Don’t Run and Shoot, Jed!
Market Commentary

Don’t Run and Shoot, Jed!


“The energy markets, like everything in life right now, are not behaving normally.”

If Jed Clamplett, the iconic patriarch from the Beverly Hillbillies and formerly poor mountaineer, missed with his rifle shot today, his family would have ended up in hock instead of the Hills. Come and listen to this story.

Oil prices (as indicated by the near month expiration oil contract) fell below $0 yesterday and investor and media attention has understandably been intense. Before discussing how this can happen, it is important to know a few things about the energy markets and the “prices” the media report.

Headline oil prices in the U.S. almost always represent the contract prices realized at the Cushing, Oklahoma transport hub for West Texas Intermediate (WTI) crude oil. There are more than 20 additional hubs in North America that quote their own prices. All of them posted negative prices for May contracts yesterday. Further, the price of crude is technically the price of a contract that guarantees its holder the physical delivery of one barrel of oil. The contracts have future expiration dates (i.e. “futures”) around the 21st day of each month. Currently there are active contracts for crude delivery in November 2030 for instance. The prices reported in the media are almost always the nearest month’s expiry, the best approximation for the market’s view on “current” oil prices.

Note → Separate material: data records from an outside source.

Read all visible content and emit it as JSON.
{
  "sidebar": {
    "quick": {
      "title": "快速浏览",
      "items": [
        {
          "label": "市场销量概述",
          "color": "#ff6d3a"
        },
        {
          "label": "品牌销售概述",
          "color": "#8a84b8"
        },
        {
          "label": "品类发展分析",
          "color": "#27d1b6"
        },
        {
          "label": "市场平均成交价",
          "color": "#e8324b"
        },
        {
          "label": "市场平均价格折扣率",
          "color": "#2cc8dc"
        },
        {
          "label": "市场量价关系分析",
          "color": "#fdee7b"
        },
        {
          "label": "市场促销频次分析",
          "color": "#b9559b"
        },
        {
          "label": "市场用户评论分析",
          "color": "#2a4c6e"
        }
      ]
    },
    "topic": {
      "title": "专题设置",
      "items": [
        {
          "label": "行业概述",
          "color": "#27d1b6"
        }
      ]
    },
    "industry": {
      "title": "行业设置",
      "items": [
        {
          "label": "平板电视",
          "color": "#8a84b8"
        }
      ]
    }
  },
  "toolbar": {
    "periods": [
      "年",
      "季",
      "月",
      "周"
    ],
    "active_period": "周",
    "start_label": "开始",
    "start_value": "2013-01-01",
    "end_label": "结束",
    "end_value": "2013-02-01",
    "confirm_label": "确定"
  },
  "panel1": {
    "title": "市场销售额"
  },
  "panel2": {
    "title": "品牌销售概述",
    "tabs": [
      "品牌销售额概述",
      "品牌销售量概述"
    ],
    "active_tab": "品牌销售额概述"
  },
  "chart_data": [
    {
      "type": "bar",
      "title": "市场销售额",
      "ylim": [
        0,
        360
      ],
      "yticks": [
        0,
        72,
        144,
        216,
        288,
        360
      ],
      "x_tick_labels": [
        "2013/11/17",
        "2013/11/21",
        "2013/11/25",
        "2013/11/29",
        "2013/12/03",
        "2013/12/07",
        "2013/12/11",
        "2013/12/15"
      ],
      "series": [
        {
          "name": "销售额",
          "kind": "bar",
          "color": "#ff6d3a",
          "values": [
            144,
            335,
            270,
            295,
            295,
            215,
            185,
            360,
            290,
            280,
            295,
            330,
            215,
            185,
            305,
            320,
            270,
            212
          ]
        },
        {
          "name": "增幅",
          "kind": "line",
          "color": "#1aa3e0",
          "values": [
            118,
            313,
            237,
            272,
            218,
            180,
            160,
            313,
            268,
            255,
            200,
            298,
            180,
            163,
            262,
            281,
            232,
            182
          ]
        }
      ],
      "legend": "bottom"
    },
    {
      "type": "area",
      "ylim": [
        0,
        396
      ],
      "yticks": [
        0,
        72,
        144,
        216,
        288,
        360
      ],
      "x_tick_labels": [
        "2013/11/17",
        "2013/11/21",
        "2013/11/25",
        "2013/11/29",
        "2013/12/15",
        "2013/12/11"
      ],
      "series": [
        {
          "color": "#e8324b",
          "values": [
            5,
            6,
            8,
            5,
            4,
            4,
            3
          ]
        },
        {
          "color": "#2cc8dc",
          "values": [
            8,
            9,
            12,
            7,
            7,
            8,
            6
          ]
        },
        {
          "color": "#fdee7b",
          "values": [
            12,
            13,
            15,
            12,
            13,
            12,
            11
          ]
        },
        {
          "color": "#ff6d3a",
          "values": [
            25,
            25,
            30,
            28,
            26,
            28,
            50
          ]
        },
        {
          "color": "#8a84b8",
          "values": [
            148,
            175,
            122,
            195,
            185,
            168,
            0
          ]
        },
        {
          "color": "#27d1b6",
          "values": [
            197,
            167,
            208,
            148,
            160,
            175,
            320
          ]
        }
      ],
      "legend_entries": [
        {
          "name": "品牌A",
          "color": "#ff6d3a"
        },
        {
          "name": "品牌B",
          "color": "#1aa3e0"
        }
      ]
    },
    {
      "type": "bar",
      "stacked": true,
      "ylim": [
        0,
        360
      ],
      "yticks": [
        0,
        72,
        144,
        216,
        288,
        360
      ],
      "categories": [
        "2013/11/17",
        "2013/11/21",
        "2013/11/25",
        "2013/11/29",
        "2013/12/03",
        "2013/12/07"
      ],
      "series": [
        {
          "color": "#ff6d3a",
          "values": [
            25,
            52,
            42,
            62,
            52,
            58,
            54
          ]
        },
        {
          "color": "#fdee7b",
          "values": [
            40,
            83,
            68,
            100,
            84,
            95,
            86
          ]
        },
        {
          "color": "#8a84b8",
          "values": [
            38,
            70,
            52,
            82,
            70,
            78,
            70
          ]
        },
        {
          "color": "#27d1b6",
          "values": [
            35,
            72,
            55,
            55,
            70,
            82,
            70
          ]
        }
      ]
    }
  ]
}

So, what happened yesterday? As we are unfortunately and acutely aware, these are not ordinary times. The COVID-19-induced shutdown of many parts of the global economy has clearly had an impact on oil demand. We estimate demand has fallen by nearly a third globally due to the ongoing pandemic. For example, about 75% of a barrel of oil is used for gasoline, heating, diesel, and jet fuels. I don’t know about you, but I filled up three weeks ago and still have three-quarters of a tank left. I have not been on an airplane in a while either.

The oil market has also faced an oversupply issue for the last few years. The Shale Revolution in the U.S. has rapidly made us the world’s largest producer of oil. And the Organization of Petroleum Exporting Countries (OPEC) has been even more unsuccessful at policing oil production amongst its membership than usual. The demand and supply issues have resulted in a lot of oil going into storage. Lots of it. Our domestic infrastructure can only hold so much – about a billion and a half barrels including the Strategic Petroleum Reserve. And we’re essentially full. Oil market participants have even brought in tanker ships to hold more of it offshore (~160 million barrels currently).

That brings us to negative prices. As discussed, when oil contracts expire, holders are required to take physical delivery of the barrel. Currently not ideal for a refiner that must find more room on its shelves for storage. A disaster for an exchange-traded fund (ETF) that attempts to reflect crude prices but CANNOT take physical delivery. Historically, ETFs have simply sold the near-term expiration contracts to actual users of oil and “rolled” to the next month’s contract. This was certainly not the case yesterday. Those willing to take physical delivery essentially became landlords throughout the day, requiring those who could not or did not want to take delivery to pay them for storage. Unprecedented to say the least.

Where do we go from here? In the near-term, the two things that can solve the current issues are: 1) demand recovery when economies eventually reopen; and 2) supply curtailments. Low and negative oil prices will certainly help to speed up the latter, but it will take time to work through the current storage glut. At the time of this writing, the June 2020 contract (the new nearest expiration) is down more than 30% to $14.76 as market participants figure out how long the process is likely to take. Until we have persistent demand normalization however, it is unlikely we can cut our way out of the problem.

Our portfolios have modest energy exposures focused on larger, relatively more stable participants with balance sheets capable of weathering this storm. These companies give us less exposure to a potential energy recovery but remain going concerns during these periods of volatility. In other words, for now we have chosen sectors other than energy to provide reward in up markets but have maintained exposure to the segment in case short-term trading proves us wrong from time to time. We have redoubled our efforts in evaluating which companies generate sufficient cash flow and have manageable debt loads to survive this downturn and continue returning cash to shareholders.

The energy markets, like everything in life right now, are not behaving normally. As always, please do not hesitate to reach out if you have any questions or concerns.